31
July
2012
|
08:11 PM
America/New_York

Smiles for Life

Guest Post by Cindy Lord, Clinical Associate Professor and Director of the Physician Assistant Program at Quinnipiac University, and Oral Health Champion with the National Interprofessional Initiative on Oral Health. The activities of the National Interprofessional Initiative on Oral Health are made possible as a result of funding from The DentaQuest Foundation, the Washington Dental Service Foundation, and the Connecticut Health Foundation.

My “aha” moment came when I realized that physician assistants (PAs) and primary care providers can not only play an integral role in improving oral health, but that we have an obligation to do so. Dental disease is the most common chronic disease in children, and it presents frequently in pregnant and elderly patients, yet doctors and PAs too often look beyond the mouth to the back of the throat to see if a patient’s tonsils are red or swollen or if they have post-nasal drip.

So, how do we change this? At Quinnipiac, where I am the Director of the Physician Assistant Program, we have begun to integrate oral health into our overall PA curriculum. We know that collaboration between the medical and dental professions is crucial to the overall health of every patient, so we are working with our PA students to ensure that they have a full oral health education that they can apply to their day-to-day work with patients. We want them to be able to evaluate the full health of each patient they see, and that includes the patient’s oral health, especially if they are part of a high-risk group.

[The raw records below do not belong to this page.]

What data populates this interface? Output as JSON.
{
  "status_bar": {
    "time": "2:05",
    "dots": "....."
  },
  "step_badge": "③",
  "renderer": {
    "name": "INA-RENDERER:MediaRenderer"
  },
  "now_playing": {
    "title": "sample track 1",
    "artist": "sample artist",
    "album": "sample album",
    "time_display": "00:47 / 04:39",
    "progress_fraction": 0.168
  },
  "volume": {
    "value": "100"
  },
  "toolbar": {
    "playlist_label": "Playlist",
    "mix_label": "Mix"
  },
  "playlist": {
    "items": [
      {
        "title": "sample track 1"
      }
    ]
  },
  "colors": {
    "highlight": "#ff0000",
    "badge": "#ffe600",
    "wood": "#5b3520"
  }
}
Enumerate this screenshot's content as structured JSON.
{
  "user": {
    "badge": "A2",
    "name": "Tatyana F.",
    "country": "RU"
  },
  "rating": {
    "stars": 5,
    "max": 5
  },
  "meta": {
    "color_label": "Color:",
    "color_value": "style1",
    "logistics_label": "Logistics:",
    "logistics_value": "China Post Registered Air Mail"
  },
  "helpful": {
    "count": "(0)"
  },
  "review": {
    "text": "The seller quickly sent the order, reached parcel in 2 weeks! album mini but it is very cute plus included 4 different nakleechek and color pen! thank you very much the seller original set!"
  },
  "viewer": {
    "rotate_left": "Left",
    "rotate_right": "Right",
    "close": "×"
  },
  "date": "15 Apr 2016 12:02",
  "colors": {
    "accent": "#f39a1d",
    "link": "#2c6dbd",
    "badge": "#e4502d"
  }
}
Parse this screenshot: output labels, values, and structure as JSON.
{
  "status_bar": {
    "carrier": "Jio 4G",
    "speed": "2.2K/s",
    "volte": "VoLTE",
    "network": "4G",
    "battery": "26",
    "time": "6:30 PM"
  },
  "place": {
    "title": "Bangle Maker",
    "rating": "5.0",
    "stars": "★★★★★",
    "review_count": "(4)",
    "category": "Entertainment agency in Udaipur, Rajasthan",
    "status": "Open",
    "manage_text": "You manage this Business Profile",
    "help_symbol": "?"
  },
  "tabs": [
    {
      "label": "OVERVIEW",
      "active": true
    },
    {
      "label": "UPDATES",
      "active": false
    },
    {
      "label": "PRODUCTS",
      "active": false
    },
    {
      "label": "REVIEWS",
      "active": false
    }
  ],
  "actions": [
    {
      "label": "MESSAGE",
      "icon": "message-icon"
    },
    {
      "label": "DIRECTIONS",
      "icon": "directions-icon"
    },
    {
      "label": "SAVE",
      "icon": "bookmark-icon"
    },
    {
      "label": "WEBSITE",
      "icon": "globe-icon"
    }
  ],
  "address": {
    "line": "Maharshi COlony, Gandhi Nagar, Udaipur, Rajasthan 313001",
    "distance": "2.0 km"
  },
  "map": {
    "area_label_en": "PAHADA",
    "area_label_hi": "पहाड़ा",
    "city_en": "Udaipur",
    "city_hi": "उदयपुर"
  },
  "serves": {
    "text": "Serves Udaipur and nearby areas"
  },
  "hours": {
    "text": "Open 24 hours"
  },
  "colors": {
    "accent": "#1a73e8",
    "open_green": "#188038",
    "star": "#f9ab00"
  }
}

We’ve been using the Smiles for Life curriculum to seamlessly include oral health into our PA training. Our PA students in their pediatric rotation do the pediatric Smiles for Life module and PA students in their internal medicine and geriatric rotation do the internal medicine and geriatric modules. While at first we received some hesitation (“oral health is for dentists!”), today our students are thrilled to be part of this important movement to make oral health part of overall health. As part of this training, student PAs learn when to help the patients understand what they can do through education and advisory guidance and when to refer the patient to a dentist for more detailed evaluation and follow up.

As the health care system continues to evolve and change, it is our responsibility, as health care providers, to take charge of health care and use our position to encourage prevention, health literacy and the best possible overall health for all our patients.

Editor’s Note: In recognition of her work, Cindy received the Outstanding PA of the Year Award from the American Academy of Physicians Assistants. See more here: http://www.niioh.org/news.